Change is a hot topic for PMs right now. Agile takes a different look at change from traditional project management. Instead of simply managing change, Agile aims to pursue and embrace change, using change as a source of strength throughout the project lifecycle. Another change element that is on the minds of PMs this year is the changing of the PMP Exam (from the PMBOK Guide Fourth Edition to the Fifth Edition), which starts on July 31.
To thrive in business and in life, we must learn to not only embrace change, but to pursue it and learn to capitalize on it. When we pursue change rather than running away from it, we can proactively stay engaged, habitually question the status quo, and ensure that we are staying on top of our game. Here are the top five ways that you can use to help you to let go of your fears and pursue change with abandon:

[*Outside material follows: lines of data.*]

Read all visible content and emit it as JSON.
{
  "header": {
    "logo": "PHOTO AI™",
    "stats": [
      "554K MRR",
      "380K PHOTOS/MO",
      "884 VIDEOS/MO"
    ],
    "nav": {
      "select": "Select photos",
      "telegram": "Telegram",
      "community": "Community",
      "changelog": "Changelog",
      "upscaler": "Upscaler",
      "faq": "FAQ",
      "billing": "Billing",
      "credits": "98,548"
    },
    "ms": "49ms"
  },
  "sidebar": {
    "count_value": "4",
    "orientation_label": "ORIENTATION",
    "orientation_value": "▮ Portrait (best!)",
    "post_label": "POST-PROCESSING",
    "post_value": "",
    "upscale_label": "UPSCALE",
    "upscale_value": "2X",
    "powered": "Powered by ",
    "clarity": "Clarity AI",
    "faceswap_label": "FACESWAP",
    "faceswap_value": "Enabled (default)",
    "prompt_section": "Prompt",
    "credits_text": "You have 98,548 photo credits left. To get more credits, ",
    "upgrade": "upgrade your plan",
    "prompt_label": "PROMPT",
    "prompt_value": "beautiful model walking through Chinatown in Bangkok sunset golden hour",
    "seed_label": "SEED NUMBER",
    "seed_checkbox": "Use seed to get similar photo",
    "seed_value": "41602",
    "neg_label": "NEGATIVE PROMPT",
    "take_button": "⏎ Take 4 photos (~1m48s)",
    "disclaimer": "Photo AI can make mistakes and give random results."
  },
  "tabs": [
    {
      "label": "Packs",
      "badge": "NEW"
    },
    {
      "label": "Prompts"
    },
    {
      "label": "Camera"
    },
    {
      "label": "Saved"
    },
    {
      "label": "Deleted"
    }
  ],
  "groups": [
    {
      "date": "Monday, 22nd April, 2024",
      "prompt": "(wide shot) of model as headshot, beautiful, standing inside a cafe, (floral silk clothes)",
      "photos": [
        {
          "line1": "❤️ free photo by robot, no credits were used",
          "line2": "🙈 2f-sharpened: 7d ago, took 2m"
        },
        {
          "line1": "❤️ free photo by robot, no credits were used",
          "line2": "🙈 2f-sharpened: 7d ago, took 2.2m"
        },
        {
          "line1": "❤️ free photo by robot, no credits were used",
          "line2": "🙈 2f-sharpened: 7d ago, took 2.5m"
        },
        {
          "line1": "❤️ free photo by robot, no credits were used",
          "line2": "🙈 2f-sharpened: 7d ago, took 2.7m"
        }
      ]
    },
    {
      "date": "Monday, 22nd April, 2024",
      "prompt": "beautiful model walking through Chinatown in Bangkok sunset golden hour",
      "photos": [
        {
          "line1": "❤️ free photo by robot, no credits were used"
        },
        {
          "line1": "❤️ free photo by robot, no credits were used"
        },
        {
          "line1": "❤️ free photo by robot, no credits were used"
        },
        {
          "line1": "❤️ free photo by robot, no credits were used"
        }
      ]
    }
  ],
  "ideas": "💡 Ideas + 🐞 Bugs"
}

1. Love Uncertainties - I am a risk-taker, and some even consider me to be a daredevil (while driving around on my Harley, I sometimes feel like one). And while I love uncertainty, I make sure I’m prepared for the risks that I may encounter. For instance, before I bought my Harley 1200 CC Sportster, I gradually worked my way up to driving such a big machine, starting out with a small 200 CC scooter, then graduating to a 500 CC scooter. I also took a motorcycle safety class to help me make the transition from an automatic scooter to a manual clutch motorcycle. When I got the Harley, I also bought the best gear so that I could protect myself in case I took a dive. This still didn’t protect me when my 600 pound Harley fell on me in a simple slide out as I was leaving a parking lot, but I learned and put engine guards on the bike so that it would not fall right on me again. Every time I go out on my Harley, it is an adventure. While I love what I encounter, I make sure that I am as safe as I can be.
Life is filled with uncertainties. To fully embrace life, I love uncertainties; they test my metal when I get into situations where I have to figure out new, creative ways to maneuver through them to a successful outcome. Time and time again, I discover, much to my delight, that the riskier the situation, the more uncertainties there are, and the greater the rewards.
2. Accept your Internal Strength to Weather Change. One of the biggest reasons why people fear change is because they think, “Maybe I can’t handle this new situation.” The reality is that human beings are pretty darn adaptable. If you’ve ever jumped into a pool of really cold water, you probably felt a terrible shock at first, and thought, “This was a terrible idea – why did I just do that?” That is our physical reaction to change – your body was shocked from the cold water and, at first, rejected it. Then, as you swam around, the temperature began to feel invigorating and it turned into a great experience – one that proved your internal strength.
The pool water did not change – you became accustomed to the temperature. Instead of resisting these types of experiences, try to find every “cold pool” (figuratively speaking) within your reach, and dive in. These cold pools in our life come in many different forms: reorganized division at work, a move to a new town, or a new group of friends. While you may fear jumping in the cold pool that you are facing, know that you can handle it, and more than that, know that you will thrive and be glad that you jumped into it in the first place.
3. Tackle Tiny Fears. Our minds are pattern-seeking, habit-forming, information-processing machines. Whether we are conscious of it or not, every day we are programming ourselves in ways that can either empower or disempower.
If you have a strong change-fear connection, here is an easy way to start to reprogram your mind for a different response pattern: Each day, do something small that frightens you just a bit. Maybe talk to your boss about that trip you want to take this summer, but are afraid to bring up. Or present your change idea to your team of colleagues that you have been too afraid to talk about due to fear of rejection. By tackling these small fears, you will realize that the thought of the action itself is more fearful and stressful than the actual action. This is how change is as well. When you can see your fear for what it is (oftentimes over-exaggerated), you can better pursue change in a way that helps you grow personally and professionally.
4. Communicate Through Change. We tend to fear what we don’t understand. If you are the one initiating a change, make sure to communicate the purpose of the change to all stakeholders, and get their buy-in. Conversely, if you don’t understand why something has to change, don’t be complacent; ask questions until you get the answer. When we have a clear understanding of why someone is pursuing change, we can better get behind the change effort.
5. Stay Positive. When considering whether or not to pursue change and the subsequent unknown outcome, we are faced with a risk that this outcome might be bad. What we often overlook is that the outcome may very well be an improved condition over the previous state from before the change. Being positive will not only help ease your fears, but will also help a positive outcome actually occur as it will free you from “fear paralysis” and will help you to pursue positive change.
Project Managers – pursue change in your life today! Whether it is in your personal or professional realm, you can make great waves when you are one of the few people that not only accepts change, but proactively pursues change to create better outcomes for everyone. “Business as usual” has never produced greatness. Push the boundaries of what is possible, and discover true greatness when you actively pursue change.